Tofu Scramble with Tomatoes and Snow Pea Shoots (Dau Miu)


This post is sponsored by San Miguel Produce. We've teamed up with Jade Asian Greens, who provided the vegetables, to bring you a protein-rich vegan breakfast featuring nutrient-dense snow pea shoots.

Christmas came early when we received a giant box of vegetables from a farm in Southern California. Yes, that's how some of us green-loving people like Christmas! (Hint, hint.) In the box were packets of baby bok choy and dau miu and the reason we've been showered with all these wonderful leafy greens is that I've been commissioned to develop some recipes for the Jade Asian Greens website. 

Nothing gets me more excited than writing about vegetables! I'm glad to know that my recent posts about finding and cooking Asian vegetables were something that you really enjoyed, especially this one on Asian greens. Today, we're turning our attention to snow pea shoots, known in Chinese as dau miu. And the recipe I'm sharing is a delicious way to sneak in healthy greens into your breakfast or brunch. 


Snow pea shoots are exactly what the name says they are, tender greens from the snow pea plant. The snow pea pods that often appear in the mixed vegetable stir-fry dishes we get at Asian restaurants are not the only part of the plant that can be enjoyed. The leaves, stems and tendrils are prized too for their delicate grassy flavor reminiscent of the peas, but lighter. 

These microgreens contain beneficial nutrients and are extremely high in vitamin A and K as well as folate and manganese. I've been told that they are at their best in the spring and early summer but that the fall harvest can be promising too. 

The shoots of any type of pea can be grown for eating, but author and gardener Wendy Kiang-Spray writes in her book The Chinese Kitchen Garden that she likes the characteristics of snow pea shoots best. According to her, they are also the shoots most commonly found in Asian supermarkets and restaurants. 


In Chinese cooking, snow pea shoots are quickly wok-tossed and minimally seasoned, as to not overwhelm the integrity of their mild flavor and texture. My dad, who used to cook for his own restaurant, likes them lightly stir-fried with just a little oil and garlic. 
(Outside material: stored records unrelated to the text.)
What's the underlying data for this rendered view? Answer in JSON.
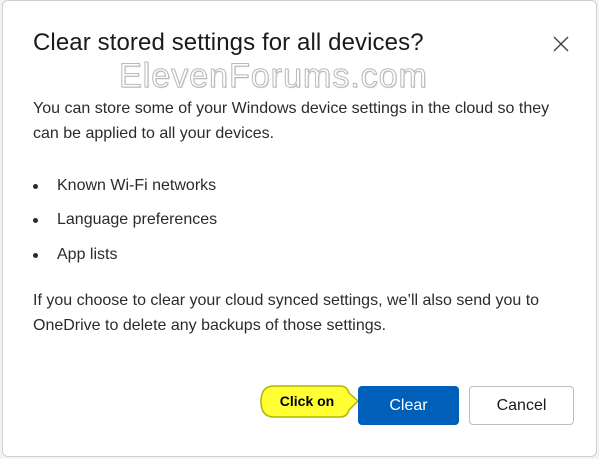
{
  "dialog": {
    "title": "Clear stored settings for all devices?",
    "description": "You can store some of your Windows device settings in the cloud so they can be applied to all your devices.",
    "list": [
      {
        "label": "Known Wi-Fi networks"
      },
      {
        "label": "Language preferences"
      },
      {
        "label": "App lists"
      }
    ],
    "note": "If you choose to clear your cloud synced settings, we’ll also send you to OneDrive to delete any backups of those settings.",
    "buttons": {
      "primary": "Clear",
      "secondary": "Cancel"
    },
    "close_icon": "close-icon"
  },
  "watermark": "ElevenForums.com",
  "annotation": {
    "callout_text": "Click on",
    "callout_color": "#ffff33"
  },
  "colors": {
    "accent": "#005fb8",
    "callout_border": "#b3b300"
  }
}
This recipe I've written for Jade Asian Greens is my vegan adaptation of the Chinese tomato and egg dish, with eggs being substituted by tofu, a rich plant-based source of protein. As snow pea shoots require only a short cooking time, they are wilted by the heat from tomatoes lightly cooked with garlic and ginger. Chunks of crumbled firm tofu are then added and quickly scrambled together with the mixture. All in all, it takes 15 minutes tops to make. Served with toast or corn tortillas, it makes for a quick and easy vegan breakfast that's bound to leave you full and satisfied. 


Jade Asian Greens is the first packaged and ready-to-use fresh Asian greens on the market since 2008. It is part of San Miguel Produce, a sustainable family-owned farm that processes and ships the greens they grow year-round in Oxnard in Southern California. 

My snow pea shoots were picked, washed, cut, and bagged right before they were shipped overnight to me. They came in high-tech bags made of special, breathable material designed to allow gasses to escape so that the greens stay fresh longer. I noticed that my shoots remained in top condition in unopened bags even after several days of refrigeration and tasted just as good as the day they arrived. 

You can find Jade Asian Greens in the produce section of your supermarket. If you come across a bag of snow pea shoots or dau miu, don't miss the chance to try this recipe!

For the full recipe, click here to go to the Jade Asian Greens website. 

Thanks to San Miguel Produce for sponsoring this post! Check out the Jade Asian Greens website and follow them on FacebookTwitterInstagram, and Pinterest for more on Asian greens. 

All words and opinions are my own, and I only recommend products and brands that I trust. Thank you for your support!